Some basic numbers
It is often stated that there is a gradual filtering out of women at every stage of career progression: from school-age music studies, throughout academic pathways, and later in professional contexts. My data is limited, but I can compare the 4 years I was an undergraduate and masters student at the University of Manchester — when the vast majority of my performances were in student contexts and 24.7% of works performed were by female composers — with the period since then, for which that figure is just 17.5%. That amounts to a drop in representation of 29.1% in the 8 years since my Masters graduation.
Gender & Age

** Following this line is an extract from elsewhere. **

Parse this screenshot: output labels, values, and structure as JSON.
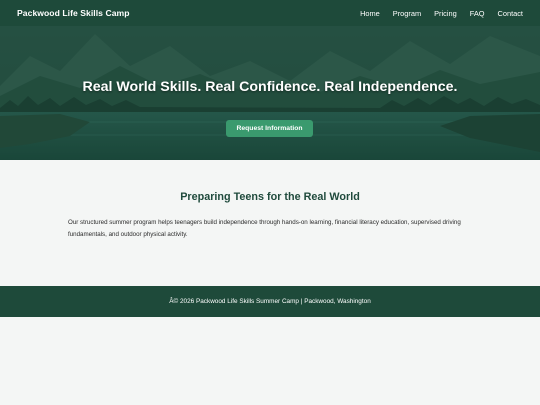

Experience suggests that age plays a factor in gender imbalances: namely that while both genders might be represented in a specific context, women may have to work harder and longer for the same opportunities, or are delayed in career progression by various societal hurdles, and so reach equivalent career points later than their male colleagues. Unfortunately, this is very hard to quantify without more detailed research — evaluating career progression properly would be very complex.
Measuring average age at time of performance is one option, but this seems to be indicative of rather little (26.4 for women; 35.4 for men) — the average age for male composers probably skews high thanks to more performances of works by older, established composers (even more likely to be male than programmed composers in general); and perhaps the average for female composers skews low given the higher number of female composers in student contexts in this set of data (see ‘Career progression’).
To try to understand this better, one might consider the typical age differences within individual concerts. In other words, are female or male composers likely to be older or younger in comparison to the other composers on the same programme? On average, female composers are 0.96 years younger than the concert average, with male composers 0.29 years older. Again, I’d suggest the data is currently insufficient: just 27 of 69 concerts are being taken into account here with complete age data; and the sample is too biased to provide any insights.
An overview of all the concerts
- Just 3 concerts (of 69) have featured a programme where half or more of the works are by female composers.
- On average just 19.3% of works played are by female composers.
There are 15 concerts missing programme data. These are ignored entirely in the statistics above.
An up-to-date summary of all the data, can always be found on the Gender Audit page.